▶ **Exercise requirements**
All of the records shown below need to be copied with no differences.

Data records for software interfaces

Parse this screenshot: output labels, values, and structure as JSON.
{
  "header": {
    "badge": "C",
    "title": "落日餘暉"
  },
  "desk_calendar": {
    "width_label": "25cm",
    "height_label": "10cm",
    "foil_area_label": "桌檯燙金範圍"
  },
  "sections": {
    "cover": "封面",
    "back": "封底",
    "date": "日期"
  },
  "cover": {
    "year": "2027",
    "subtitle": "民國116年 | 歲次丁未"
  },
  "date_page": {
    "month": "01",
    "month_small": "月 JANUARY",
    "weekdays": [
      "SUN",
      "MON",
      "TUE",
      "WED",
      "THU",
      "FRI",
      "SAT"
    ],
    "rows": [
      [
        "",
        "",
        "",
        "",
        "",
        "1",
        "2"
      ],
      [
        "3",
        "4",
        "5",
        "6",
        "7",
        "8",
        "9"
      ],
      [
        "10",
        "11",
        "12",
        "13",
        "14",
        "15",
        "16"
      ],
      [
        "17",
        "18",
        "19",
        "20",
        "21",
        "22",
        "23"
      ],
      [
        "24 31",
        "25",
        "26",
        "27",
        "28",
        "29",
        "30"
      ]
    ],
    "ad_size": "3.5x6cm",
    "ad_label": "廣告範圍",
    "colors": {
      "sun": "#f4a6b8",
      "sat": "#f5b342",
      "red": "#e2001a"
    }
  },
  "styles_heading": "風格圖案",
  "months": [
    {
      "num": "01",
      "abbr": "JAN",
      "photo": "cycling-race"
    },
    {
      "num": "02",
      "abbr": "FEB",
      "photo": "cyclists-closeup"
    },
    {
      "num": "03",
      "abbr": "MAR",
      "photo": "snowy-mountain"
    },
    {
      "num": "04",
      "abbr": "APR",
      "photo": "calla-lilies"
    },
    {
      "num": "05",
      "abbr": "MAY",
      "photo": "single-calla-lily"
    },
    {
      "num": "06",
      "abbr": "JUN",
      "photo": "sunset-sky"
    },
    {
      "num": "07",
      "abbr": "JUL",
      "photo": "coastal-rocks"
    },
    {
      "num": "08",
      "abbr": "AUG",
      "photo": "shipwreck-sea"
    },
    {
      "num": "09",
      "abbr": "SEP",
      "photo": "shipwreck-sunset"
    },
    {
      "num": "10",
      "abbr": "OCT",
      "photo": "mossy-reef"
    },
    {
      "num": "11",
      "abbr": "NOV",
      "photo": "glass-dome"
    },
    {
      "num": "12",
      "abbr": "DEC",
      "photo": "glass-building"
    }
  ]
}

▶ **Finished task**
Parse this screenshot: output labels, values, and structure as JSON.
{
  "header": {
    "badge": "C",
    "title": "落日餘暉"
  },
  "desk_calendar": {
    "width_label": "25cm",
    "height_label": "10cm",
    "foil_area_label": "桌檯燙金範圍"
  },
  "sections": {
    "cover": "封面",
    "back": "封底",
    "date": "日期"
  },
  "cover": {
    "year": "2027",
    "subtitle": "民國116年 | 歲次丁未"
  },
  "date_page": {
    "month": "01",
    "month_small": "月 JANUARY",
    "weekdays": [
      "SUN",
      "MON",
      "TUE",
      "WED",
      "THU",
      "FRI",
      "SAT"
    ],
    "rows": [
      [
        "",
        "",
        "",
        "",
        "",
        "1",
        "2"
      ],
      [
        "3",
        "4",
        "5",
        "6",
        "7",
        "8",
        "9"
      ],
      [
        "10",
        "11",
        "12",
        "13",
        "14",
        "15",
        "16"
      ],
      [
        "17",
        "18",
        "19",
        "20",
        "21",
        "22",
        "23"
      ],
      [
        "24 31",
        "25",
        "26",
        "27",
        "28",
        "29",
        "30"
      ]
    ],
    "ad_size": "3.5x6cm",
    "ad_label": "廣告範圍",
    "colors": {
      "sun": "#f4a6b8",
      "sat": "#f5b342",
      "red": "#e2001a"
    }
  },
  "styles_heading": "風格圖案",
  "months": [
    {
      "num": "01",
      "abbr": "JAN",
      "photo": "cycling-race"
    },
    {
      "num": "02",
      "abbr": "FEB",
      "photo": "cyclists-closeup"
    },
    {
      "num": "03",
      "abbr": "MAR",
      "photo": "snowy-mountain"
    },
    {
      "num": "04",
      "abbr": "APR",
      "photo": "calla-lilies"
    },
    {
      "num": "05",
      "abbr": "MAY",
      "photo": "single-calla-lily"
    },
    {
      "num": "06",
      "abbr": "JUN",
      "photo": "sunset-sky"
    },
    {
      "num": "07",
      "abbr": "JUL",
      "photo": "coastal-rocks"
    },
    {
      "num": "08",
      "abbr": "AUG",
      "photo": "shipwreck-sea"
    },
    {
      "num": "09",
      "abbr": "SEP",
      "photo": "shipwreck-sunset"
    },
    {
      "num": "10",
      "abbr": "OCT",
      "photo": "mossy-reef"
    },
    {
      "num": "11",
      "abbr": "NOV",
      "photo": "glass-dome"
    },
    {
      "num": "12",
      "abbr": "DEC",
      "photo": "glass-building"
    }
  ]
}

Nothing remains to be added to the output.